* YOUR GOAL *
Tally the lines below containing the word "name" and give that total alone.
+++
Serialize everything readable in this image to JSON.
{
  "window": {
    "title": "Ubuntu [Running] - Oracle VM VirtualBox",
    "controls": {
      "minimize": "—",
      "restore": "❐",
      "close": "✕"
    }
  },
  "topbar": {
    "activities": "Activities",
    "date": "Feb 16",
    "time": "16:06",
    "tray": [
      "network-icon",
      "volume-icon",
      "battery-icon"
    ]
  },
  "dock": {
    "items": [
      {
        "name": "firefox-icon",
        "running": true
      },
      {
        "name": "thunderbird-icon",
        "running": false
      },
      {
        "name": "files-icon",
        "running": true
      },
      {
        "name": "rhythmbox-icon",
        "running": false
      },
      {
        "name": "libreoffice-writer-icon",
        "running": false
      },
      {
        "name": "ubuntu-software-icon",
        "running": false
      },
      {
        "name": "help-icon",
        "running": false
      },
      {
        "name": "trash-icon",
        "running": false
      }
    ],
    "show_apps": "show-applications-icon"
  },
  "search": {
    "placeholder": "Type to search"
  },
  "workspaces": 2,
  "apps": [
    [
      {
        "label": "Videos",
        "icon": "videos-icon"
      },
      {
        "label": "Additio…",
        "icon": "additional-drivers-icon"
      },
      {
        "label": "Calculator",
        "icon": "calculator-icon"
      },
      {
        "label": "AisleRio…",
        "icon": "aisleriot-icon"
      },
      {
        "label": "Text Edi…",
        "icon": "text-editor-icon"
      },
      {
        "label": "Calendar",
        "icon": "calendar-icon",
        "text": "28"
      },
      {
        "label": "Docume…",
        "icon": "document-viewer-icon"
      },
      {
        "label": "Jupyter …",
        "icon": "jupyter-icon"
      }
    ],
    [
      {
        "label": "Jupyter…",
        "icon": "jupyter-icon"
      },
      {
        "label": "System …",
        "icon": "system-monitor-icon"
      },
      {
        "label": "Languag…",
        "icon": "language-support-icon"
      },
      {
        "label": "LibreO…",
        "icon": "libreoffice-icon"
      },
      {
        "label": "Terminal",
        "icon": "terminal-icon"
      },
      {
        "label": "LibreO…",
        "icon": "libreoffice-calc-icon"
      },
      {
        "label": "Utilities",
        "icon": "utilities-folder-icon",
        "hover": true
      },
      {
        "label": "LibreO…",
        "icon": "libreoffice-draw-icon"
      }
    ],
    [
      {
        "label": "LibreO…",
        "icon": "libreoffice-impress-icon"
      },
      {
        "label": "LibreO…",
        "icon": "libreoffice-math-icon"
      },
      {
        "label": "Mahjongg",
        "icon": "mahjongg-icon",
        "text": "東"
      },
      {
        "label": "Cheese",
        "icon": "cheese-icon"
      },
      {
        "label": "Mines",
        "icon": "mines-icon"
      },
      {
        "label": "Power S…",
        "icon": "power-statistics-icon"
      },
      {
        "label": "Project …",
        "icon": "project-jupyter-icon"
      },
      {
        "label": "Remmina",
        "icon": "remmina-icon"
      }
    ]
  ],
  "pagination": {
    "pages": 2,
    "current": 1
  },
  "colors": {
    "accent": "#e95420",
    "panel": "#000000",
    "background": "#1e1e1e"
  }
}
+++
* ANSWER *
8